I find I’ve been somewhat unfocused this week. I’ve spent a lot more time reading than writing (or researching or pre-writing or whatever else falls under that loose heading). Finding a proper balance between the two is difficult, but necessary. This past summer I wasn’t reading much, and my work suffered. This past week I haven’t written much, and my work suffers.
I remember Stephen King describes his day in On Writing by writing in the morning – aiming to punch out 2,000 words, however long that takes – and reading in the afternoon, about four hours. Family in the evening. Altogether, an eight- or ten-hour day of writer-ey work.
While I’m more fortunate in my obligations and responsibilities than most aspiring authors (courtesy of night work), reaching THAT work ethic is a challenge, and shall remain a challenge. It’s a good example to aspire to.
I met my reading goals this week, and then some.
First, I finished re-reading Words of Radiance. While reading I mostly focused on how Sanderson uses foreshadowing and characterization across the novel. The viewpoint cast is united in the same location for most of this novel, and some of them don’t get along. In particular Kaladin – who I see as the main character of the series, much like Rand in Wheel of Time or Jon Snow in A Song of Ice and Fire – is presented in a more negative light by those around him. This makes him seem much more troubled and real. In The Way of Kings Kaladin is very infrequently engaged with another viewpoint character, and the reader never quite sees how other characters think about him.
One of the devices Sanderson uses in Stormlight – one which I love – is interludes between each major chunk of the story. Each interlude is a short story, often unconnected, which presents distant places within the world or already-known minor characters. It allows for worldbuilding and foreshadowing of things to come.
Of these interludes, one of the characters, a young girl named Lift, got her own novella, Edgedancer. It’s in the collection Arcanum Unbounded, which I recently received as a gift. It’s set between Words of Radiance and the upcoming Oathbringer, and I finally got to read it this week. It’s good (if long for a novella), and was a good example of an author using the character’s voice in 3rd Limited. Lift has a pretty distinct, bizarre way of looking at the world.
Finally, I’ve been browsing Ursula LeGuin’s Steering the Craft and Gaiman’s new Norse Mythology because I’m simply incapable of picking one book and settling with it. They’re both good, and odds are I’ll finish one of them next week if I have time.
Steering the Craft does a good job making funny examples out of technical mistakes.

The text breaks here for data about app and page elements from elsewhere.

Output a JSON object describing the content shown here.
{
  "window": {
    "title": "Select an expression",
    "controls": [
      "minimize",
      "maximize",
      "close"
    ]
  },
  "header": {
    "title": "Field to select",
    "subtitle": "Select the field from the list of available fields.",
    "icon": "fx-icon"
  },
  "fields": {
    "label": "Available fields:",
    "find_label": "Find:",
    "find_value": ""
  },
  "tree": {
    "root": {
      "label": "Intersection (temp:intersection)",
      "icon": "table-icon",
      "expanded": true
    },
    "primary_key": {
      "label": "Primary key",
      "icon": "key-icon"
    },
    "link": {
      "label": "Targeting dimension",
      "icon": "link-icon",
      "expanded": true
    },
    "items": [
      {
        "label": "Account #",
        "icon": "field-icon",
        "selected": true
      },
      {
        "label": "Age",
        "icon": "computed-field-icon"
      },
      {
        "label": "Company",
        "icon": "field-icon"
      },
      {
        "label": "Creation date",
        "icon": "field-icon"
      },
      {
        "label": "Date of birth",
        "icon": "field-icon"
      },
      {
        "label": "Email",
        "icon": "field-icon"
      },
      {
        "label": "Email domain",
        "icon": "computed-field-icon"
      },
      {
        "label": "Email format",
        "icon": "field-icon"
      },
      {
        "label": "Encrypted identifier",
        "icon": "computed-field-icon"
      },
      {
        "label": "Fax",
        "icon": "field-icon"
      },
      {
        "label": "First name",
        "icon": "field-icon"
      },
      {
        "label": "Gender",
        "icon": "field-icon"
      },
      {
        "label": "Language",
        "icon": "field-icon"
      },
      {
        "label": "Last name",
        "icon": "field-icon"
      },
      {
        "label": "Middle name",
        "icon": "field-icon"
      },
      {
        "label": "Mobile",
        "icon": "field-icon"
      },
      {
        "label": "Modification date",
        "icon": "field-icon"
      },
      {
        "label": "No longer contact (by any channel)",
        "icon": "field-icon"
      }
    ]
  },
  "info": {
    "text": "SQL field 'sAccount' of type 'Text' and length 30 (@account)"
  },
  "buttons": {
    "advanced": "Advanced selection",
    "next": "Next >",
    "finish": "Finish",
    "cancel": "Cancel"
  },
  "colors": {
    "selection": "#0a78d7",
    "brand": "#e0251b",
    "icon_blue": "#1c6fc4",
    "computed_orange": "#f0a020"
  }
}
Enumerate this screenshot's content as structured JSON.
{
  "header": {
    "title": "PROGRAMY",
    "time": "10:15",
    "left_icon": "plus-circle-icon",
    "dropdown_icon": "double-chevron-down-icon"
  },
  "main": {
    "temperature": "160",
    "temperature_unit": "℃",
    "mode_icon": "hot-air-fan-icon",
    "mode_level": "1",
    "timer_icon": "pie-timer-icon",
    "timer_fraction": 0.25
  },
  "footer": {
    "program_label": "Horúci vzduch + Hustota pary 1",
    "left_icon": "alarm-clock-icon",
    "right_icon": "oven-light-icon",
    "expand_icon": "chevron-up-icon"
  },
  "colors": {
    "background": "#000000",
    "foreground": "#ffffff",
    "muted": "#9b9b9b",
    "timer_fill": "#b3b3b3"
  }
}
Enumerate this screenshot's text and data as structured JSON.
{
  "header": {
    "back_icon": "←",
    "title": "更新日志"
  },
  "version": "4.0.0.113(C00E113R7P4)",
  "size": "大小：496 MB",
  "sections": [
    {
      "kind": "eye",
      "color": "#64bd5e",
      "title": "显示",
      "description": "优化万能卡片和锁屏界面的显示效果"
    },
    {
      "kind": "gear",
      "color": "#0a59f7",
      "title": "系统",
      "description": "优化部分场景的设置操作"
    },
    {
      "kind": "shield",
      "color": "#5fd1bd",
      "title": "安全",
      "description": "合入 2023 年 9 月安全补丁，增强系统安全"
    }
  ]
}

LeGuin’s remarks on passive voice were particularly amusing and edifying.
Norse Mythology is written in a delightfully simple, childlike way. I’m familiar with the stories of Odin, Thor, and Loki to varying degrees, but Gaiman’s retelling is definitely my favorite so far. I suspect this work will influence my own myth-making and retelling for years to come.
I’ve done little-to-no writing this week. About a hundred words on paper as the opening to a short story (based upon a practice prompt from Steering the Craft), odds and ends outlining my project for NaNoWriMo, and some other writing for school.
I need to re-balance my reading time and writing time in this upcoming week, with a focus upon my article about Alcibiades.
Last Week: Write up gaming material, keep reading Words of Radiance, and begin Alcibiades research. Partially complete; I had enough gaming material to work with for a session, I finished Words, but I didn’t get much research begun on Alcibiades.
This Week: My goal for the upcoming week is to dive down the history rabbit hole. I’ve got a little over two weeks until I owe something to my current writing class. So, I’m going to start with researching Alcibiades (in particular from Thucydides’ The Peloponnesian War, Plato’s Symposium, and Plutarch’s Lives) and getting a better picture of him in my mind. Then (and this is probably a pipe dream), I’d like to have an outline or a rough draft of the article done by Wednesday next week, so that I can be prepared to edit and revise it in the week after.